» **Exercise aim**: Search the lines of the records for the word "city", and copy every line that has it.

(Web page and app entries)
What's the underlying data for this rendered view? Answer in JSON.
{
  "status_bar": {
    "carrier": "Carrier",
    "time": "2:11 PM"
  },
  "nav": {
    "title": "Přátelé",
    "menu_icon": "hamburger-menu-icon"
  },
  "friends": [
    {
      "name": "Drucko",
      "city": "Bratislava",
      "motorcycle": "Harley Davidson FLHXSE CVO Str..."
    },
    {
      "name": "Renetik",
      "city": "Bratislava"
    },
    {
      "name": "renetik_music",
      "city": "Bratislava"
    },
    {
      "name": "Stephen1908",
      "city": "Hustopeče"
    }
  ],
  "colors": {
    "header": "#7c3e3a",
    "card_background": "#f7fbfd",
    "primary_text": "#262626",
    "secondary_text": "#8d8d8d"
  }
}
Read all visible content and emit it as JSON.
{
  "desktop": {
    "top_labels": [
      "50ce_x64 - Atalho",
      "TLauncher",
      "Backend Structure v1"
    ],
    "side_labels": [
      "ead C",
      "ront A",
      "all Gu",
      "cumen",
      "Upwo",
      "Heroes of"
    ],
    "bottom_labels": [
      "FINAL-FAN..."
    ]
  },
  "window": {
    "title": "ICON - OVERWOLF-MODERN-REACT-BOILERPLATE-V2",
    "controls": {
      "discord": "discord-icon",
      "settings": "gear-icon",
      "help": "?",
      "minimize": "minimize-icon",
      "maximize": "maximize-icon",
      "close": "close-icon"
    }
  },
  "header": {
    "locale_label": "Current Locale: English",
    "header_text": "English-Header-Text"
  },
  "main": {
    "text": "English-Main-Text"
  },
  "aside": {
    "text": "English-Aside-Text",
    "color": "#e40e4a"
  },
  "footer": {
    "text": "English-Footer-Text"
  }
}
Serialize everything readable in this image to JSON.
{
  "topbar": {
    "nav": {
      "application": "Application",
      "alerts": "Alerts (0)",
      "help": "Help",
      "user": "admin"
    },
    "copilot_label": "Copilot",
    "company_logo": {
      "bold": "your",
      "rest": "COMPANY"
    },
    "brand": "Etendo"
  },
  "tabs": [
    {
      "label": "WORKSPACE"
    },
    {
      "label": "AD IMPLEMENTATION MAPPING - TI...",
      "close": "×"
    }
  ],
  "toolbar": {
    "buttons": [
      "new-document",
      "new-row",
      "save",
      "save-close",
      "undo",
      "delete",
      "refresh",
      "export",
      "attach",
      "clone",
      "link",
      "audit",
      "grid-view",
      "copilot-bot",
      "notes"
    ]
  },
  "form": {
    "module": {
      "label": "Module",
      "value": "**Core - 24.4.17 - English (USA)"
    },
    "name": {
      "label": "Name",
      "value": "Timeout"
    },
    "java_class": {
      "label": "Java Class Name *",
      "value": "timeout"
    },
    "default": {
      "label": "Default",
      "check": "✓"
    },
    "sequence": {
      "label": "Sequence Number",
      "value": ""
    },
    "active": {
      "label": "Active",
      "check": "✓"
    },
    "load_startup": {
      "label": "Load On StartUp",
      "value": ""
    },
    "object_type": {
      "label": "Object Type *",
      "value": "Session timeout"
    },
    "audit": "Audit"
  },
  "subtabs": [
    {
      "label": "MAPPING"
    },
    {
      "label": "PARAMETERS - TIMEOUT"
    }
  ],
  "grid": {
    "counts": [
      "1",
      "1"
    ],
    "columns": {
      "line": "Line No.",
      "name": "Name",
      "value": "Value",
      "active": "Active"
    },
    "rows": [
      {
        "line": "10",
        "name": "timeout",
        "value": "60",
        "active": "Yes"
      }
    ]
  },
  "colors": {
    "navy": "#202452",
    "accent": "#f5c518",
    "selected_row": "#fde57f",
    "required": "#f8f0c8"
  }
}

» **Exercise response**:
      "city": "Bratislava",
      "city": "Bratislava"
      "city": "Bratislava"
      "city": "Hustopeče"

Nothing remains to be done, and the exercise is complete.